Automating that job may save money. But will passengers ever set foot on plane piloted by robots, or humans thousands of miles from the cockpit? In written testimony submitted to the Senate last month, the Air Line Pilots Association warned, "It is vitally important that the pressure to capitalize on the technology not lead to an incomplete safety analysis of the aircraft and operations." The association defended the unique skills of a human pilot: "A pilot on board an aircraft can see, feel, smell or hear many indications of an impending problem (PDF) and begin to formulate a course of action before even sophisticated sensors and indicators provide positive indications of trouble." Not all of the scientists and engineers believe that increasingly sophisticated planes will always be safer planes. "Technology can have costs of its own," says Amy Pritchett. "If you put more technology in the cockpit, you have more technology that can fail.""

Comment Re:Task scheduling is not issue tracking (Score 1) 144

yeah, gotta agree. without the methodology, no one will use it. plus, if the users don't even have admin on their machine, good luck installing stuff and keeping it installed when the real IT department finds out.

go for the offline solution like a whiteboard. put it in a location where everyone has to pass at least once a day, or in a meeting room where everyone goes to update it together on a regular basis.

either way, make a point to use it and stick with it, but be flexible enough to make changes to the methodology if it isn't working.
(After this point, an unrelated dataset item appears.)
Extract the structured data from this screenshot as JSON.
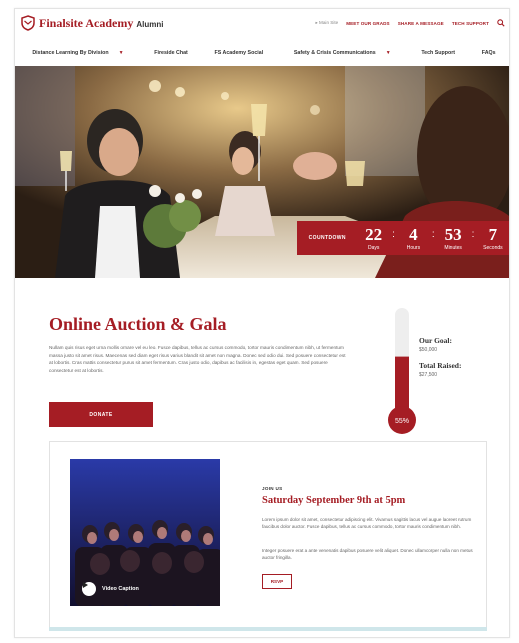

"The Mets were great in 'sixty eight, The Cards were fine in 'sixty nine, But the Cubs will be heavenly in nineteen and seventy." -- Ernie Banks